Even more encouraging was the battle over SOPA. This was a bad bill that had bi-partisan support. But the American public woke up. And people of all political persuasions took our government by the heels and shook them while yelling, “Stop it!”. And our politicians listened.

I’m not sold on the benefit of a protest vote. But a protest vote as part of a rising tide of opposition to the dimwit policies of our government? That’s something I can vote for. Maybe Johnson gets 1% this year. That’s enough to raise an eyebrow but not to make either party sweat. But if it can be built on, it’s enough scare some people. Ross Perot may have been crazier than a shithouse rat, but I strongly believe his influence on two elections scared the pants off our political establishment to the point where Bill Clinton was suddenly a budget hawk (although, to be fair, Bill Clinton was pretty easily talked out of his pants).

No matter who wins on November 6, it will be up to us to hold their feet to the fire. Both parties have promised debt reduction and an improved economy. We have to hold them to it not just at the ballot box but in unceasing unending relentless pressure. No spending bill should move through the house without a million phone calls. No Patriot Act renewal should pass without a million letters in opposition. If Congress makes a Grand Bargain on the budget, we have to make sure that neither of these guys dares to veto it. Every time Obama or Romney decides to bomb someone without Congressional authority, there should be pickets outside manned by everyone: liberal, conservative, Democrat, Republican. We all need to manning the trenches. We can’t ignore bad behavior because it’s “our” guy or only jump on bad behavior when it’s “their” guy.

This is not a fight of liberal against conservative. This is not a struggle of Democrat against Republican. The idea that either of our political parties gives a sweaty utility closet fuck about our liberty is absurd. This is a war of government against all of us. A war of the busybodies against those of us who want to be left the hell alone. How we get to freedom, what particular freedoms we emphasize, where we curtail that freedom so that society may function: that is a subject for vigorous debate. But by letting ourselves be duped into supporting Nanny Blue or Nanny Red, we have forgotten to hold the line; we have ceded ground to the idea that government should be able to do whatever the hell it wants … as long as it’s our guys in charge.

(And, I’m going to be frank, the liberals have been worse at this dereliction of citizenship. Obama’s War on Terror excesses have not generated a fraction of the anger among liberals that Bush’s spending did among conservatives. If George Bush had drone-bombed a 16-year-old, they would have been trashing the streets.)

That is why I refuse to vote for either of these guys. It only encourages them. It only persuades them that their infringements on our liberties — be they economic, social or legal — will be tolerated, approved and rewarded. It only persuades them that they can talk liberty on the campaign while they kill it in the legislature.

And it’s why, no matter which guy wins, I will spend the next four years tweeting, blogging, writing and raging against the machine in this little corner of the internet (well, in my spare time.

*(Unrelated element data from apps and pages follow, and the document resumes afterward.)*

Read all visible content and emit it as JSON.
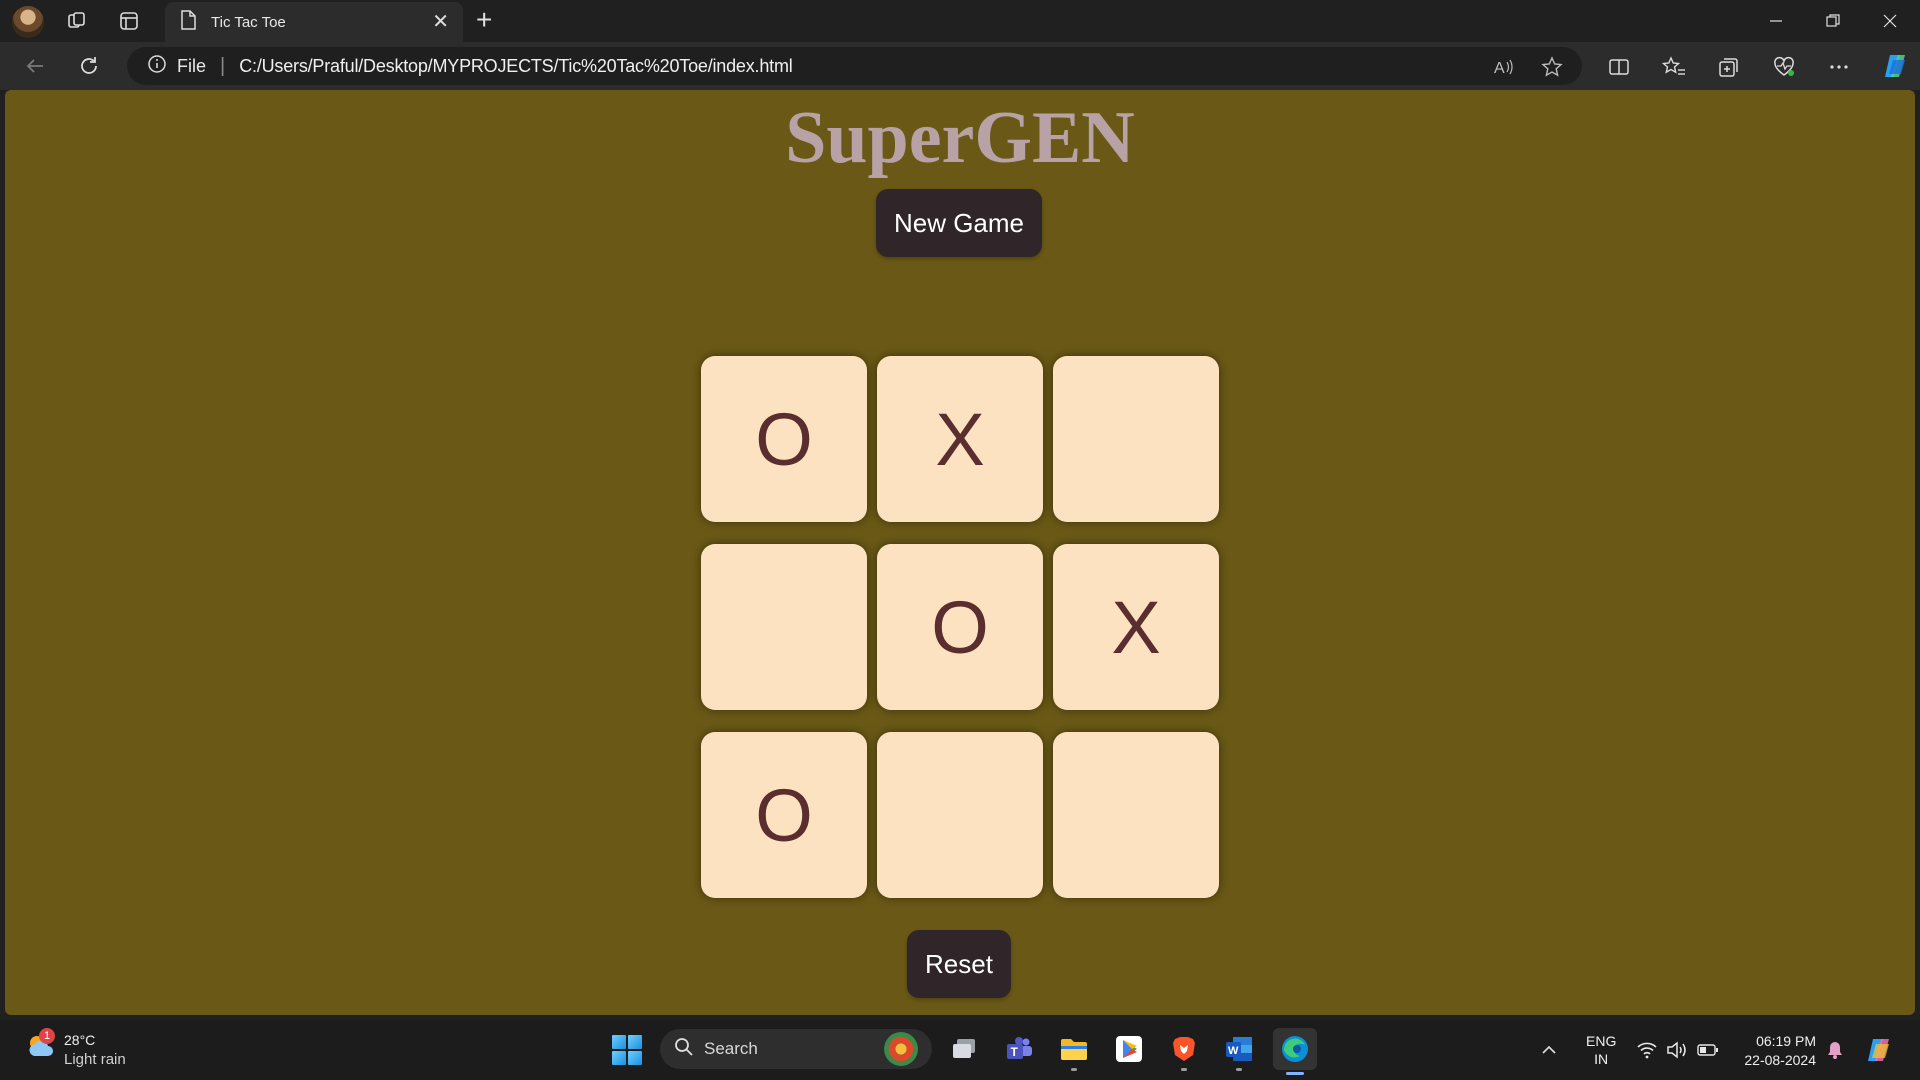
{
  "browser": {
    "tab_title": "Tic Tac Toe",
    "address_prefix": "File",
    "url": "C:/Users/Praful/Desktop/MYPROJECTS/Tic%20Tac%20Toe/index.html"
  },
  "page": {
    "title": "SuperGEN",
    "new_game_label": "New Game",
    "reset_label": "Reset",
    "board": [
      [
        "O",
        "X",
        ""
      ],
      [
        "",
        "O",
        "X"
      ],
      [
        "O",
        "",
        ""
      ]
    ],
    "colors": {
      "background": "#6a5916",
      "title": "#b8a2a5",
      "button": "#302528",
      "cell": "#fde2c2",
      "mark": "#5a2e2e"
    }
  },
  "taskbar": {
    "weather_temp": "28°C",
    "weather_condition": "Light rain",
    "weather_badge": "1",
    "search_label": "Search",
    "language_line1": "ENG",
    "language_line2": "IN",
    "time": "06:19 PM",
    "date": "22-08-2024",
    "apps": [
      "task-view",
      "teams",
      "file-explorer",
      "play-store",
      "brave",
      "word",
      "edge"
    ]
  }
}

I also need to work, eat, sleep, raise Sal 11000 Beta, go to the bathroom).

If Romney wins, we can’t do what we did with Bush and go happily to sleep. And if Obama wins, we can not sink into despair. The fight never ends. But nor is it ever hopeless. Ever since we recognized that governments were necessary, free people have been fighting to keep the monster under control. And, despite recent setbacks, our record over the last few centuries is very very good.

That monster needs to be held at bay, no matter which face it’s wearing for for the next four years. And if we keep our eyes open and our powder dry, it will be.